6. Guinea Is Famous For Its Luxurious Beaches

The coastline of Guinea goes on, seemingly, forever. It spans a distance of 200 miles (or 320 km) and features well-known beaches such as Cape Verga, Sobane Beach, and Bel Air Beach. If you really have the itch to explore, you can take a ferry and travel a little distance off the coast of Corakny. You will also find the famous îles De Los, which has become popular with tourists in recent years. Known for its beaches and forests, Îles De Los will leave you with a sense of awe.



7. Much of Guinea is Protected Space

Nearly 36% of the nation’s landmass is considered protected territory, which preserves much of Guinea’s indigenous plants and wildlife.
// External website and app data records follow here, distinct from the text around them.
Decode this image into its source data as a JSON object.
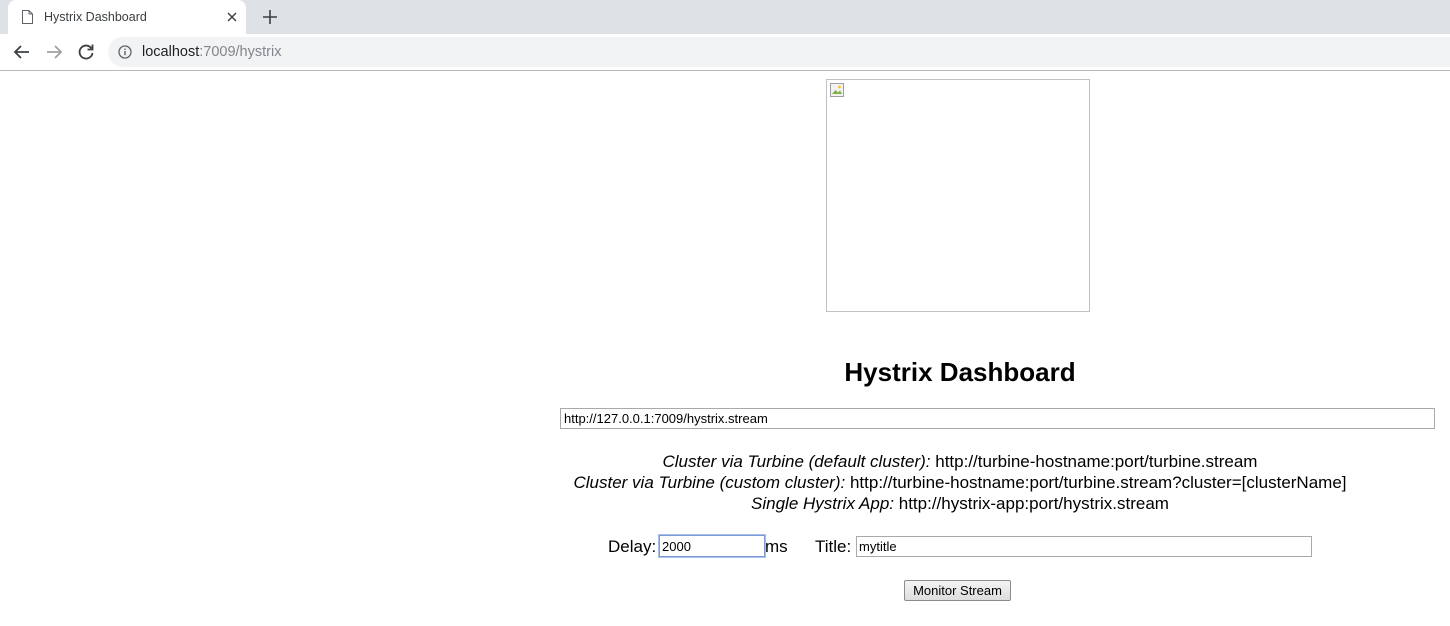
{
  "browser": {
    "tab_title": "Hystrix Dashboard",
    "url_host": "localhost",
    "url_rest": ":7009/hystrix"
  },
  "page": {
    "heading": "Hystrix Dashboard",
    "stream_url_value": "http://127.0.0.1:7009/hystrix.stream",
    "hints": [
      {
        "label": "Cluster via Turbine (default cluster):",
        "value": "http://turbine-hostname:port/turbine.stream"
      },
      {
        "label": "Cluster via Turbine (custom cluster):",
        "value": "http://turbine-hostname:port/turbine.stream?cluster=[clusterName]"
      },
      {
        "label": "Single Hystrix App:",
        "value": "http://hystrix-app:port/hystrix.stream"
      }
    ],
    "delay_label": "Delay:",
    "delay_value": "2000",
    "delay_unit": "ms",
    "title_label": "Title:",
    "title_value": "mytitle",
    "monitor_button": "Monitor Stream"
  },
  "icons": {
    "tab": "page-icon",
    "tab_close": "close-icon",
    "new_tab": "plus-icon",
    "back": "back-arrow-icon",
    "forward": "forward-arrow-icon",
    "reload": "reload-icon",
    "site_info": "info-icon",
    "logo": "broken-image-icon"
  }
}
Within these protected spaces, you can find several national parks:


8. Despite Its Wealth of Natural Resources, Guinea Remains One of the World’s Poorest Countries

According to The Borgen Report, 

“The poverty statistics in Guinea are staggering, especially in rural areas. 55 percent of people live below the poverty line, and unemployment rates are very high. Hunger also poses a serious threat, with 17.5 percent of the population experiencing food insecurity, 230,000 children suffering from moderate acute malnutrition and 25.9 percent of the population experiencing chronic malnutrition.”

Causes of Poverty in Guinea, The Borgen Report

There are multiple causes for the levels of poverty seen in Guinea, such as:

  • Political Corruption
  • Covid-19 & Ebola Outbreaks
  • Refugee Crises
  • More


9. Guinea Is Famous For Its Artistic Spirit

Music is deeply connected to the heart of Guinea culture. Famous for originating certain musical instruments, like the kora, and styles like Manding Music (The traditional music of the Susu people). Guinea is also home to famous recording artist, Mory Kanté. 


10. The Gospel Is Needed in Guinea

As previously noted, the majority religion in Guinea is Islam, making up 85% of the population, while Christians make up 8% of the Guinea population. Another 7% hold to indigenous beliefs. 

This final point brings us back to why we are going.

Mission Partners For Christ longs to share the love of Jesus with those who have yet to meet Him. Through our health clinics, we pray that our patients will experience that love. They will learn that there is a God who loved them enough to send His Son, Jesus Christ, for them and that they are worthy of access to healthcare and health education.

We hope you will consider joining us on this trip to experience this beautiful nation and the people who call Guinea home.

We are looking for anyone with a willing heart. If you have medical experience – we have a place for you. If you don’t have medical expertise, we still need your help.

To learn more about where we are going and how we plan to serve the people of Guinea, we invite you to check out our volunteer page. There you will learn all the relevant details: the travel dates, the cost, the location, and our Covid-19 precautions.

We hope to see you in Guinea!